“Initially, the League this year was held in three cities — Chennai, Lucknow and Hyderabad — and couldn’t be held in Bengaluru because of some issues with regard to the venue,” he says. “Definitely, sponsorship was a big challenge this year due to the prevailing economic conditions, but PBL had attracted new sponsors like Inox and Radio City,” he recalls.

“We are also looking at new teams by bringing in some large corporates to own them. And also take the game to new centres and ensure that all Indian players play the PBL,” the Sportszlive official adds.

“We are glad that the PBL has thrown up new talent like Priyanshu, Gayatri and even helped Lakshya Sen consolidate his position as the next big star,” says Prasad.

“We are treating the end of the fifth edition as a big milestone and we are trying to improve from the experiences of the last five years to strengthen it,” he continues.

On the format, Prasad says it may not change drastically, “but we will look at the possibility of completing a tie in two-and-a-half hours to maintain the TV audience interest,” he elaborates.

“Definitely, we are taking feedbacks from various stakeholders and plan to take it to a global audience by signing up broadcast and digital partners in countries like Indonesia, Korea, Thailand, Spain, Denmark, Singapore and Hong Kong,” Prasad reveals.

“It is not just conducting the PBL, we are also very keen to establish a number of academies to nurture talent through the franchise owners. We would love to consolidate further, bring in more stable and established corporates and business houses as team owners next season,” he said.

“We are also keen to ensure that we reach out to cities having a good badminton interest. We can then build a fan base and increase penetration for the sport and the League,” Prasad goes on.
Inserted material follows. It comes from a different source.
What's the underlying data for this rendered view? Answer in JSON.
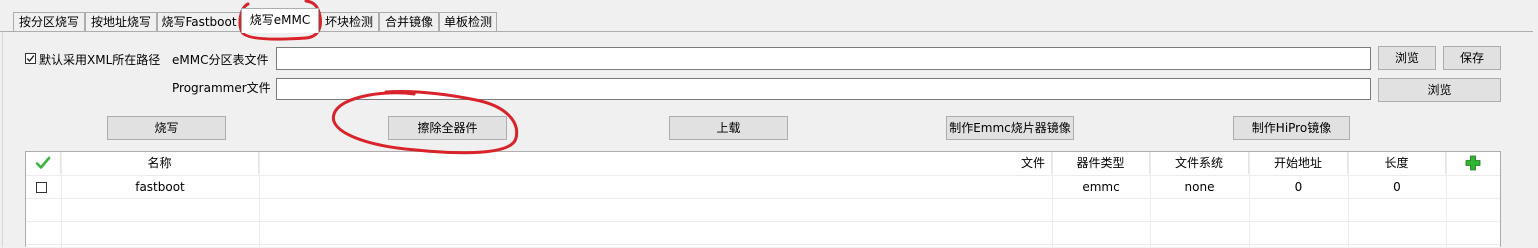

“Yes, one of the innovations we are working on are the regional leagues in badminton-popular states. At some point, we will launch the Junior PBL to promote young talent,” he signs off.